- Non-exercise activity thermogenesis (the energy expended during normal daily activity rather than through an exercise program).More example sentences
- The researchers have termed this type of movement NEAT (non-exercise activity thermogenesis) and estimate that it zaps an additional 300 to 800 calories a day.
- Low NEAT, he says, most likely reflects genetic differences, because his study showed that even after obese people lose weight, they are still inclined to sit for the same amount of time.
- "Unlike running a marathon, NEAT is within the reach of everyone."
- 1(Of a place or thing) arranged in an orderly, tidy way: the books had been stacked up in neat pilesMore example sentences
- The sergeant counted the money onto the kitchen table, note by note, arranging it in neat piles.

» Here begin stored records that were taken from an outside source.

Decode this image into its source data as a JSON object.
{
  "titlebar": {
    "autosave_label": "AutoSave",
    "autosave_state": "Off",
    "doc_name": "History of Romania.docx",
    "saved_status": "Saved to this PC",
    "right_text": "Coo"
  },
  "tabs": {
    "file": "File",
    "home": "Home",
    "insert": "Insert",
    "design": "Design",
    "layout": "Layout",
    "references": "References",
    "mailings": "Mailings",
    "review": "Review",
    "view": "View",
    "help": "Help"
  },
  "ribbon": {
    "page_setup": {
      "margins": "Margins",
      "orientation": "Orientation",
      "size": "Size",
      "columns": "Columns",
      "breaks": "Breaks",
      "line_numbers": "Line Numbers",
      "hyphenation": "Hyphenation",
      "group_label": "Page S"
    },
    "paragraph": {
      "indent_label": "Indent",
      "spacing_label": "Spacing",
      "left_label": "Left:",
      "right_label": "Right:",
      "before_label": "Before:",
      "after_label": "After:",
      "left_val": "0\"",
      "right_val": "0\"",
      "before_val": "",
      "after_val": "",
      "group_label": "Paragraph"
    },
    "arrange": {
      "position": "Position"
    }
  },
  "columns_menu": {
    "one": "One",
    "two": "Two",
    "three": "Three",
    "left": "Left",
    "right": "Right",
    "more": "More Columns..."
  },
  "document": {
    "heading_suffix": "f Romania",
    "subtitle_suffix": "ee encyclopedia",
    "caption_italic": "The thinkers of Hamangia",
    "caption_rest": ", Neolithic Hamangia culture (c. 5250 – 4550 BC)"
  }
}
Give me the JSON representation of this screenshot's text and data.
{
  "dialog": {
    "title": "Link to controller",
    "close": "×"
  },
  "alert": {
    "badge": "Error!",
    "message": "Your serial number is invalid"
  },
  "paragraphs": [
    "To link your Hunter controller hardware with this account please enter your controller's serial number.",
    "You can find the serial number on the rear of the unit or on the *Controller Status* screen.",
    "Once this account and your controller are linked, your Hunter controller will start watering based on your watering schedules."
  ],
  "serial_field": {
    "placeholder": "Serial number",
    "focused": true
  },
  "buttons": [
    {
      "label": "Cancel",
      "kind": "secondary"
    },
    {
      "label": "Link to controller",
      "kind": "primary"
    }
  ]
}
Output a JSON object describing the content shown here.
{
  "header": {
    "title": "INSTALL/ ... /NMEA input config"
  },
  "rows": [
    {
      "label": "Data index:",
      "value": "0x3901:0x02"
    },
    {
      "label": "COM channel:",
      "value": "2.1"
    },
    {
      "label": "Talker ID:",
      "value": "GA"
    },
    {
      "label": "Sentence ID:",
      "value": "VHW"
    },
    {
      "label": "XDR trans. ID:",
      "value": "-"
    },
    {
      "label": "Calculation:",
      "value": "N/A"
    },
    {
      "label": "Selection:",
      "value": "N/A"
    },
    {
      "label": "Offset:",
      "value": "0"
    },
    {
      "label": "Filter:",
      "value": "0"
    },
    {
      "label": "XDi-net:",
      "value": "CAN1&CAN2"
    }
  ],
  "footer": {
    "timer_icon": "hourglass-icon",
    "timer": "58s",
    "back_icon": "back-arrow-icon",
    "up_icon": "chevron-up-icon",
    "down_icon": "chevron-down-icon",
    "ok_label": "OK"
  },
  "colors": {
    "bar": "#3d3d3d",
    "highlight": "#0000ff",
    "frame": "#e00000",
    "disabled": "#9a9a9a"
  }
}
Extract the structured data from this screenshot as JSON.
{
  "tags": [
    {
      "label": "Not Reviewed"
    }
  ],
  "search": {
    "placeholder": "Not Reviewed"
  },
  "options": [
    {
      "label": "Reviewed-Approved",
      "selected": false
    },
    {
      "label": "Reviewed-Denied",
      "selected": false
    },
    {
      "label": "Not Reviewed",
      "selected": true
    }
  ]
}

- And when the City asked them to leave the sidewalk outside, they asked for an extra allotment of time, in order to be able to leave the site as neat and tidy as they found it.
- The village was neat, with tidy little houses, arranged along three roads leading out from this castle.
- 1.1(Of a person) habitually tidy, well groomed, or well organized: her daughter was always neat and cleanMore example sentences
- Now, yes, he's neat and clean, but I don't think that's a fault.
- I was neat, clean, shaved and sober, and I didn't care who knew it.
- And doesn't such an organized and neat man deserve to be indicted just for making us all look bad?
- 1.2Having a pleasing shape or appearance; well formed or regular: Alan noted down the orders in his neat, precise scriptMore example sentences
- This will give the neat, crisp, appearance that the standard combat uniform is expected to have.
- Woven garments, such as shirts and trousers, should be folded along their natural creases to maintain a neat appearance.
- Not only did these materials present a neat appearance, but their flexibility allowed them to be used around curvilinear and geometric beds.
- 1.3North American • informal Very good or pleasant; excellent: I’ve been taking lessons in tracking from this really neat Indian guideMore example sentences
- I think Wink is a very cool place and our technology is really neat.
- Incidentally, the Donna Summer homepage is really neat, albeit horrendously designed.
- There are lots of little shops that have really neat stuff in them.
- 2Done with or demonstrating skill or efficiency: Howard’s neat, precise tacklingMore example sentences
- Calderon, an attacking midfielder, displayed some neat touches and demonstrated a willingness to run at defenders.
- ‘It is a very neat, environmentally-friendly solution,’ says Dr Reeder.
- At the moment we don't have a neat solution to the problem and it really is stretching staff and eroding morale.
- 2.1Tending to disregard specifics for the sake of convenience; slick or facile: this neat division does not take into account a host of associated factorsMore example sentences
- As we can see now, musical evolution doesn't conform conveniently to neat historical divisions of style and chronology; boundaries are regularly blurred.
- He measures pain and capacity to suffer in neat units and disregards old-fangled notions such as species or emotion.
- This historical framework keeps things pretty clear, although its neat divisions, both chronological and thematic are more imagined than real.
- 3(Of liquid, especially liquor) not diluted or mixed with anything else: he drank neat ScotchMore example sentences
- Lace half a bottle of neat spirits with a powerful horse laxative and leave it in the glove box or a prominent place in your home.
- He also points to a fondness for strong drink taken neat; whisky and vodka rather than English ale or Irish stout.
- Put five drops of the neat oil on a dry, cold compress and cover the burn.
late 15th century (in the sense 'clean, free from impurities'): from French net, from Latin nitidus 'shining', from nitere 'to shine'; related to net2. The sense 'bright' (now obsolete) was recorded in English in the late 16th century.
- 1A bovine animal.More example sentences
- I had a pretty dinner for them, viz. a brace of stewed carp, six roast chickens and a jowl of hot salmon for the first course; a tanzy and two neats' tongues and cheese second.
- "as proper a man as ever trod upon neat's leather" [Julius Caesar, Scene 1]
Old English, of Germanic origin; related to Dutch noot, also to the base of dialect nait meaning 'companion'.